Cognitive structure and development in the education of poetic appreciation : a theoretical and clinical investigation : a thesis presented in partial fulfilment of the requirements for the degree of Doctor of Philosophy in Education at Massey University

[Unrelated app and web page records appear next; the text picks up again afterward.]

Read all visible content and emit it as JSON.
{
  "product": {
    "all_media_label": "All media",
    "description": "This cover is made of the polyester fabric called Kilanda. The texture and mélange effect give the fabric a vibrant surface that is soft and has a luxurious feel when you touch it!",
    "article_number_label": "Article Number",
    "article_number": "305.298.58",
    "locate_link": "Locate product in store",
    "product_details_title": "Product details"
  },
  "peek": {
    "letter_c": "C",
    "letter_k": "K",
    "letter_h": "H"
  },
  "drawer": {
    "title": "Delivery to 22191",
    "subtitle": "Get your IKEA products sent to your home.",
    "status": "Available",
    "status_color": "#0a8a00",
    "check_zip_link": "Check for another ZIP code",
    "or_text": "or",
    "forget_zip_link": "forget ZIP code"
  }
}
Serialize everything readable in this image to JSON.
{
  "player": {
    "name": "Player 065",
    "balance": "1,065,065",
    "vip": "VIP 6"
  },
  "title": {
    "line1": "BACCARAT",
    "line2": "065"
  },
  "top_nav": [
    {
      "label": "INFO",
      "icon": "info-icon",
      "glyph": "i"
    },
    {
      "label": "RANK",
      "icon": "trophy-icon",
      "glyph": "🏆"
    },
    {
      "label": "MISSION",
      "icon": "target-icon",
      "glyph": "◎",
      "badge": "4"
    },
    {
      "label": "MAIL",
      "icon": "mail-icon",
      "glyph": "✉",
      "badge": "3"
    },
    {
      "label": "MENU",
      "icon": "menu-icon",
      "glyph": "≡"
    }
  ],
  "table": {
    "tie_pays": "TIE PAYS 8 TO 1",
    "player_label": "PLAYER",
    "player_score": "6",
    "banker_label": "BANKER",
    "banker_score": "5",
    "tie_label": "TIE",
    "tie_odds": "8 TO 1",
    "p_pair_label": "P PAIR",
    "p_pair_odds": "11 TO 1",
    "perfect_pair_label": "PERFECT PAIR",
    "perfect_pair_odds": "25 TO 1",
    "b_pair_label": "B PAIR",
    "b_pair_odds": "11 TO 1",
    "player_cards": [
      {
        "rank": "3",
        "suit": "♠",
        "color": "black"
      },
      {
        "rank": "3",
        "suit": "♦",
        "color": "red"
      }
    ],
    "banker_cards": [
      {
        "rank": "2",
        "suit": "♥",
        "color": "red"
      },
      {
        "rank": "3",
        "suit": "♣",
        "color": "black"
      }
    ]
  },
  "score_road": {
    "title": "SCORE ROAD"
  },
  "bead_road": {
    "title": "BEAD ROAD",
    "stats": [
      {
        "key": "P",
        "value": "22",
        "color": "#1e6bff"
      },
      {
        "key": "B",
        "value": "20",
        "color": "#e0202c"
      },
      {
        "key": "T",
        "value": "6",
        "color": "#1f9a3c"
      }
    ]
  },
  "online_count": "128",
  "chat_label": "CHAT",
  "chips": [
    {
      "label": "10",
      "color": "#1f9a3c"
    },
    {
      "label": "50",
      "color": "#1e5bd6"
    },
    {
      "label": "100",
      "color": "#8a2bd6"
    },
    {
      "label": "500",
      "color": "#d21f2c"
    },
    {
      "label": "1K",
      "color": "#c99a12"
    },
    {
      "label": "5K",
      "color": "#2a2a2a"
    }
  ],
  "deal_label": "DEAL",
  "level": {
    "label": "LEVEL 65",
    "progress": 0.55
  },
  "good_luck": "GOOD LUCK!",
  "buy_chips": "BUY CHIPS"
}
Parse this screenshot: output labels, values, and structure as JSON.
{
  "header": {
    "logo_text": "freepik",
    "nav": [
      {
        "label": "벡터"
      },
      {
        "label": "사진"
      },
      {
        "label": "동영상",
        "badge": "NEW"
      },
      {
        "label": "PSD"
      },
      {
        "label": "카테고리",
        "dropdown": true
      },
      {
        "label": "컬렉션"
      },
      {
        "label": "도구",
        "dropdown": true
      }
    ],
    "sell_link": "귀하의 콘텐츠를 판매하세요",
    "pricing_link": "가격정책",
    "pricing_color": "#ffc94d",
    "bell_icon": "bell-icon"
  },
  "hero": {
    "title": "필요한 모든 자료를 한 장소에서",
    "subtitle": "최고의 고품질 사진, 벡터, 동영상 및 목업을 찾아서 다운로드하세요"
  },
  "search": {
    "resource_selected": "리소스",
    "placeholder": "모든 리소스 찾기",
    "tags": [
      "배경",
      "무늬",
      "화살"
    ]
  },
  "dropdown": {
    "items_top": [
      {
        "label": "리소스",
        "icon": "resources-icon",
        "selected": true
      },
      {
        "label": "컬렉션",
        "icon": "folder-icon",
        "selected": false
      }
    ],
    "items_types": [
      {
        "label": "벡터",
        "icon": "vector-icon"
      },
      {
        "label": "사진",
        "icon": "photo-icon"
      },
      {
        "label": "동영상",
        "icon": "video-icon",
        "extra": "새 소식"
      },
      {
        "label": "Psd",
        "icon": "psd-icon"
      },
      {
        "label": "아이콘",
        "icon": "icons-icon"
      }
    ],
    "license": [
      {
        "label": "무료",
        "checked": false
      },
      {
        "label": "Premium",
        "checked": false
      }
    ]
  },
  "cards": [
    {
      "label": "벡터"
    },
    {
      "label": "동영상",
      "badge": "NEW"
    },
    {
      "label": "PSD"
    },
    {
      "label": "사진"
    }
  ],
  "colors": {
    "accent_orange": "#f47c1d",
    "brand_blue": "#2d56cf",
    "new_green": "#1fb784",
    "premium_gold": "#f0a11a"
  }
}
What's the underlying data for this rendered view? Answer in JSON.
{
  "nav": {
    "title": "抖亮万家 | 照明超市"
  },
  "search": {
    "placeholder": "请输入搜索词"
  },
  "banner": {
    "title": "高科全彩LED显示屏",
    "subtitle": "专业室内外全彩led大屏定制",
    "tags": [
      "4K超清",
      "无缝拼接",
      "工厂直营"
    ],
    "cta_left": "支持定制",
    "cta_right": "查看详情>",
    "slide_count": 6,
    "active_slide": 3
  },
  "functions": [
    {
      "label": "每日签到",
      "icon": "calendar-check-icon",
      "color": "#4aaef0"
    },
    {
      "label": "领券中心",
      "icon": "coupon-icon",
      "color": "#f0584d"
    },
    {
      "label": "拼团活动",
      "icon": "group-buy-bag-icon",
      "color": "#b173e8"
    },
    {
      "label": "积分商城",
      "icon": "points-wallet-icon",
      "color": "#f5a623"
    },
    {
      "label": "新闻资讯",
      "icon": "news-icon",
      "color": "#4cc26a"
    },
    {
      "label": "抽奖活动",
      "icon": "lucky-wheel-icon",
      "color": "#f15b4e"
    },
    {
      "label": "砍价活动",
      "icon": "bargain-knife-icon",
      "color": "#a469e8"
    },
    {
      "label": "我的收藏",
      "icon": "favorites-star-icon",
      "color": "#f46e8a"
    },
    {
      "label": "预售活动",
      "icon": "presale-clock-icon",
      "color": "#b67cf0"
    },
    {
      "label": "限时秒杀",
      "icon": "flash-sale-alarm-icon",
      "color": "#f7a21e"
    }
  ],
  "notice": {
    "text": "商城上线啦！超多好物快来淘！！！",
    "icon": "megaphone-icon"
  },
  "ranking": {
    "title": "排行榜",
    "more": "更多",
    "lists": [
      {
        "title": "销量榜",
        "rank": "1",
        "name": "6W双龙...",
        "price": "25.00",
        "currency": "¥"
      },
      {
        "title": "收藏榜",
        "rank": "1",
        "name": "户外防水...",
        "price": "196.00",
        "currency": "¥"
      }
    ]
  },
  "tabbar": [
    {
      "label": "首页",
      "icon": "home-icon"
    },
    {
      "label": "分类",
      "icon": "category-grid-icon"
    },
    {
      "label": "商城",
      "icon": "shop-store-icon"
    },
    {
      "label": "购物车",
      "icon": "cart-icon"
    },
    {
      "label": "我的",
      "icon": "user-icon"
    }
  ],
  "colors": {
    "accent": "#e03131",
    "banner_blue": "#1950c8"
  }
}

The development of poetic appreciation is investigated by combining philosophical analysis with Piagetian-type interviews in order to argue a general case for the fundamental importance of knowledge and the emergence of cognitive abilities in the education of artistic appreciation. Coleridge's poem, "The Rime of the Ancient Mariner" is used as the object of appreciation for a series of clinical interviews involving 30 subjects, 10 at each of three different age-levels: 9 1/2 - 10 year olds; 11 1/2 - 12 year olds; 13 1/2 - 14 1/2 year olds. Illuminative protocols are drawn from these interviews to illustrate various aspects of the educational theory that is advanced. This theory draws upon recent research and writings in the philosophy of art, literary criticism and developmental psychology as these relate to curriculum problems in the appreciation of art and literature. The educational implications of the argument are then synthesized into a tentative theoretical framework for the teaching of poetic appreciation. The rejection of positivism and recent moves towards epistemological pluralism are used to support the claim that artistic appreciation, no less than science, is a domain of public knowledge characterized by critical enquiry, objective canons, and concepts shared within a socio-cultural tradition. It is contended that because appreciation presupposes an interpretation which entails "seeing" works of art and literature under an appropriate aspect and in correct relationship to their context, artistic appreciation is not the result of merely subjective or idiosyncratic responses to artistic experience but requires an initiation into the understanding of relevant concepts, the knowledge of publicly identifiable criteria, and a gradual induction into the interpretive mode of reasoning. It is argued, moreover, that emotional responses to art are not "inner" subjective states but are themselves structured by cognitive appraisals of the aesthetic object. Hence, there is an important distinction between an affective response to the experience of art and an appreciation in which emotion is controlled by valid interpretation. Because this control presupposes public norms and the knowledge necessary to apply them, the education of the emotions through the appreciation of art and literature is necessarily cognitive. Thus, it is argued that the education of poetic appreciation, as with other forms of art, requires the development of interpretive reasoning ability and specific cognitive capacities such as metaphoric competence and perceptual discrimination. The development of these capacities involves the progressive equilibration of cognitive structures exhibiting features of wholeness, transformation and self-regulation. The task of the teacher in the education of poetic appreciation, therefore, is to provide the experiences of poetry necessary to the understanding of poetic meaning, and to make available the knowledge necessary to an educated and mature appreciation. The key to such appreciation, it is claimed, lies in developing the ability to construct valid, comprehensive and consistent interpretations on the basis of relevant contextual knowledge. Only when this ability has been developed can evaluation, or the critical appreciation of poetry become a central focus for education.